For 2019, the CRF230F will be replaced by the CRF250F. In addition to a larger engine, the 250F gets a new frame that provides 12mm more rear-wheel travel. Honda was able to give the bike thicker seat foam for a comfier perch, while raising the overall seat-height by just .2 inches. The steel fuel tank has an internal fuel pump and low-fuel sensor. A bar-mounted fuel indicator obviates the need for a fuel petcock. No more fumbling to switch to reserve. The CRF250F will be available in February 2019 with an MSRP of $4,599.
The CRF125F and CRF125F Big Wheel receive similar updates: new frame, EFI, bar-mounted fuel indicator. The seat-height is 29.1 inches for the standard model and the Big Wheel—which swaps its 16- and 14-inch hoops for larger 19- and 16-inch ones—has a 1.8-inch taller saddle.
The CRF110F also gets EFI and a new twin-spar steel frame that increases rear-suspension travel by 12mm. Even with 5mm more seat foam, the seat height is .4 inches lower than the outgoing model. The 110 still has a four-speed semi-automatic transmission to make learning to ride easier and less intimidating.
MSRP and availability for the CRF125F and CRF110F have not yet been announced.
For those of us in colder climes, learning to tear down a carburetor after winter hibernation was a rite of passage. With fuel injection now predominant, rebuilding a carb is becoming a lost art. Kind of a shame, but kind of great. I imagine kickstarting one of these puppies in 30-degree weather is going to be a heck of a lot easier too. So much for using the old “owning a motorcycle will build character” line to convince your parents to let you get a dirtbike. At least there’s still chain maintenance, oil changes, and cleaning air filters.

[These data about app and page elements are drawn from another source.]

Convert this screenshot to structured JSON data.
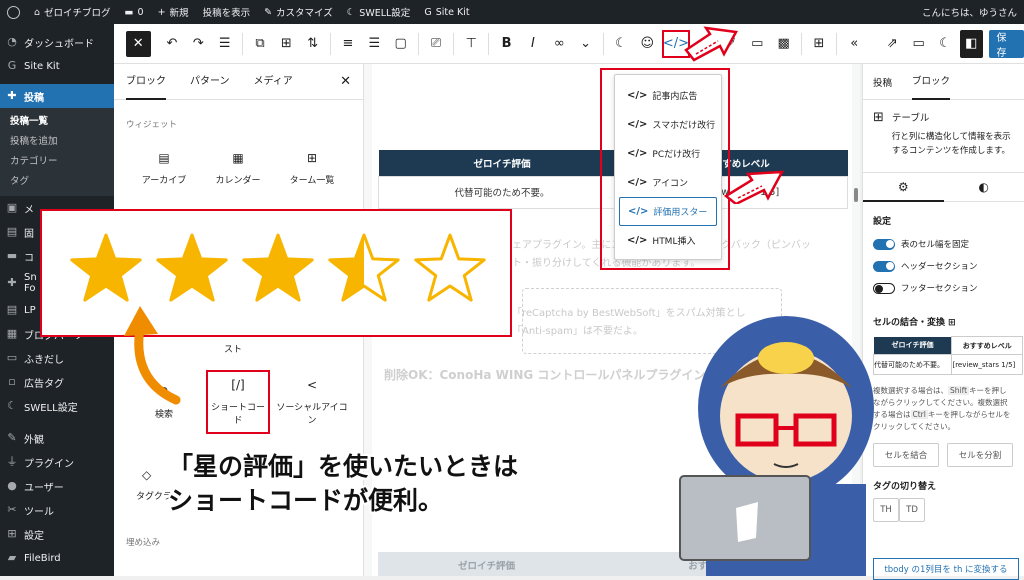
{
  "adminbar": {
    "site_name": "ゼロイチブログ",
    "comments": "0",
    "new": "新規",
    "view_post": "投稿を表示",
    "customize": "カスタマイズ",
    "swell": "SWELL設定",
    "sitekit": "Site Kit",
    "greeting": "こんにちは、ゆうさん"
  },
  "menu": {
    "dashboard": "ダッシュボード",
    "sitekit": "Site Kit",
    "posts": "投稿",
    "sub_list": "投稿一覧",
    "sub_add": "投稿を追加",
    "sub_category": "カテゴリー",
    "sub_tag": "タグ",
    "media": "メ",
    "pages": "固",
    "comments": "コ",
    "sns": "Sn",
    "sns2": "Fo",
    "lp": "LP",
    "blog_parts": "ブログパーツ",
    "fukidashi": "ふきだし",
    "ad_tag": "広告タグ",
    "swell": "SWELL設定",
    "appearance": "外観",
    "plugins": "プラグイン",
    "users": "ユーザー",
    "tools": "ツール",
    "settings": "設定",
    "filebird": "FileBird"
  },
  "toolbar": {
    "save": "保存"
  },
  "inserter": {
    "tabs": [
      "ブロック",
      "パターン",
      "メディア"
    ],
    "section_widgets": "ウィジェット",
    "blocks_row1": [
      "アーカイブ",
      "カレンダー",
      "ターム一覧"
    ],
    "partial_text": "スト",
    "blocks_row3": [
      "検索",
      "ショートコード",
      "ソーシャルアイコン"
    ],
    "tag_cloud": "タグクラ",
    "section_embed": "埋め込み"
  },
  "canvas": {
    "table_head": [
      "ゼロイチ評価",
      "おすすめレベル"
    ],
    "table_cell": "代替可能のため不要。",
    "table_cell2": "[review_stars 1/5]",
    "faded_line1": "ェアプラグイン。主にスパムコメント・トラックバック（ピンバッ",
    "faded_line2": "ト・振り分けしてくれる機能があります。",
    "faded_line3": "「reCaptcha by BestWebSoft」をスパム対策とし",
    "faded_line4": "「Anti-spam」は不要だよ。",
    "heading": "削除OK：ConoHa WING コントロールパネルプラグイン",
    "bottom_head": [
      "ゼロイチ評価",
      "おすすめレベル"
    ]
  },
  "dropdown": {
    "items": [
      "記事内広告",
      "スマホだけ改行",
      "PCだけ改行",
      "アイコン",
      "評価用スター",
      "HTML挿入"
    ],
    "selected_index": 4
  },
  "sidebar": {
    "tabs": [
      "投稿",
      "ブロック"
    ],
    "block_name": "テーブル",
    "block_desc": "行と列に構造化して情報を表示するコンテンツを作成します。",
    "settings_heading": "設定",
    "toggles": [
      {
        "label": "表のセル幅を固定",
        "on": true
      },
      {
        "label": "ヘッダーセクション",
        "on": true
      },
      {
        "label": "フッターセクション",
        "on": false
      }
    ],
    "merge_heading": "セルの結合・変換",
    "mini_head": [
      "ゼロイチ評価",
      "おすすめレベル"
    ],
    "mini_cell": [
      "代替可能のため不要。",
      "[review_stars 1/5]"
    ],
    "help1": "複数選択する場合は、",
    "help_key": "Shift",
    "help2": "キーを押しながらクリックしてください。複数選択する場合は",
    "help_key2": "Ctrl",
    "help3": "キーを押しながらセルをクリックしてください。",
    "merge_btn": "セルを結合",
    "split_btn": "セルを分割",
    "tag_heading": "タグの切り替え",
    "th": "TH",
    "td": "TD",
    "convert_btn": "tbody の1列目を th に変換する"
  },
  "callout": {
    "line1": "「星の評価」を使いたいときは",
    "line2": "ショートコードが便利。",
    "stars": 3.5,
    "star_max": 5,
    "star_color": "#f7b500"
  },
  "colors": {
    "accent": "#2271b1",
    "highlight": "#e0001b",
    "admin_dark": "#1d2327"
  }
}
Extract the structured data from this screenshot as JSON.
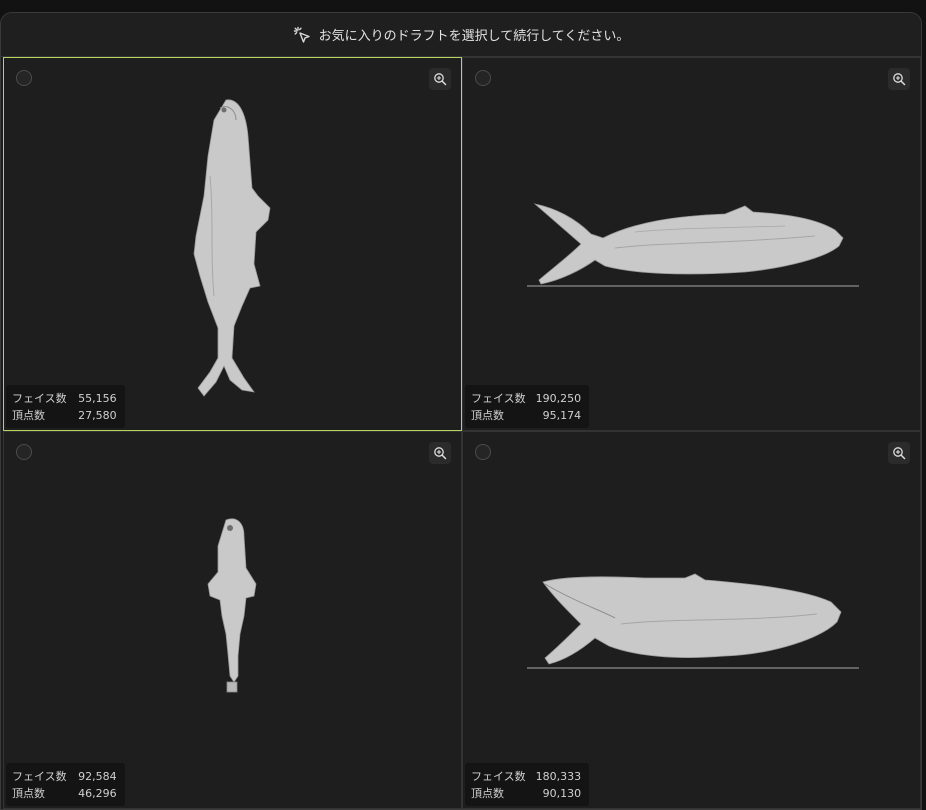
{
  "header": {
    "icon": "select-pointer-icon",
    "text": "お気に入りのドラフトを選択して続行してください。"
  },
  "drafts": [
    {
      "selected": true,
      "model_view": "top",
      "faces_label": "フェイス数",
      "faces": "55,156",
      "vertices_label": "頂点数",
      "vertices": "27,580"
    },
    {
      "selected": false,
      "model_view": "side",
      "faces_label": "フェイス数",
      "faces": "190,250",
      "vertices_label": "頂点数",
      "vertices": "95,174"
    },
    {
      "selected": false,
      "model_view": "top",
      "faces_label": "フェイス数",
      "faces": "92,584",
      "vertices_label": "頂点数",
      "vertices": "46,296"
    },
    {
      "selected": false,
      "model_view": "side",
      "faces_label": "フェイス数",
      "faces": "180,333",
      "vertices_label": "頂点数",
      "vertices": "90,130"
    }
  ],
  "colors": {
    "selected_border": "#b6d45c",
    "background": "#1e1e1e",
    "model": "#c8c8c8"
  }
}
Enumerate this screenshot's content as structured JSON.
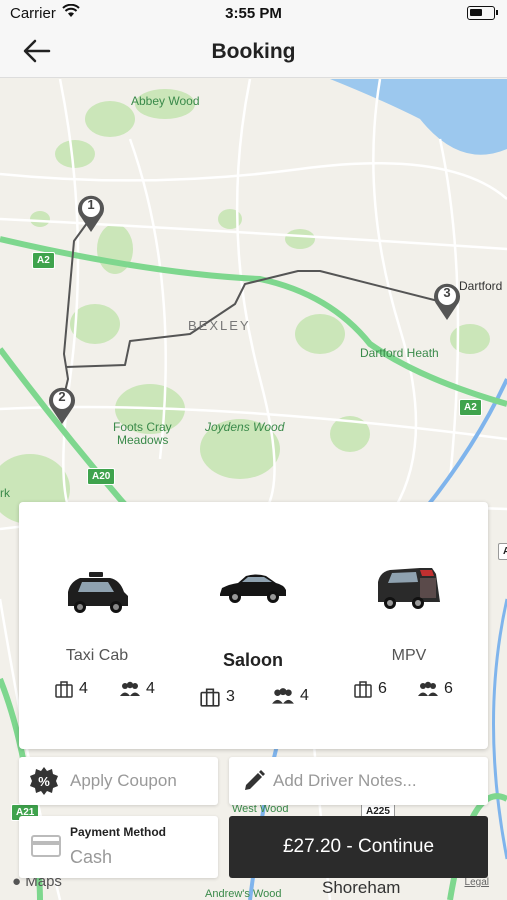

While EFI is a great feature, no doubt Honda added it to these small-displacement recreation bikes for emissions reasons. If it helps prevent legislators from closing recreational areas for off-road riders, we’ll consider it a wise move on Big Red’s part. We suspect it will be a trend industry-wide.